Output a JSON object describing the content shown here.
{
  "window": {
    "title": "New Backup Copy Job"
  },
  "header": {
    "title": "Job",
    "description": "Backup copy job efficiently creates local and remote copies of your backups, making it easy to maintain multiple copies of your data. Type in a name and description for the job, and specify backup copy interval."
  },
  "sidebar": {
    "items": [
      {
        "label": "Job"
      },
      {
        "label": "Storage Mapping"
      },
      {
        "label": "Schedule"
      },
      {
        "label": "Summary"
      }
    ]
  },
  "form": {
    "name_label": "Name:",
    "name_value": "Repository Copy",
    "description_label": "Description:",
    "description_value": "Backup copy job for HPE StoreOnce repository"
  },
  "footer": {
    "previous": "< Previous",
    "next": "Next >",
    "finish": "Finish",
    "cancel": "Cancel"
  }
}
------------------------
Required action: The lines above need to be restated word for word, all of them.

Written solution:
Output a JSON object describing the content shown here.
{
  "window": {
    "title": "New Backup Copy Job"
  },
  "header": {
    "title": "Job",
    "description": "Backup copy job efficiently creates local and remote copies of your backups, making it easy to maintain multiple copies of your data. Type in a name and description for the job, and specify backup copy interval."
  },
  "sidebar": {
    "items": [
      {
        "label": "Job"
      },
      {
        "label": "Storage Mapping"
      },
      {
        "label": "Schedule"
      },
      {
        "label": "Summary"
      }
    ]
  },
  "form": {
    "name_label": "Name:",
    "name_value": "Repository Copy",
    "description_label": "Description:",
    "description_value": "Backup copy job for HPE StoreOnce repository"
  },
  "footer": {
    "previous": "< Previous",
    "next": "Next >",
    "finish": "Finish",
    "cancel": "Cancel"
  }
}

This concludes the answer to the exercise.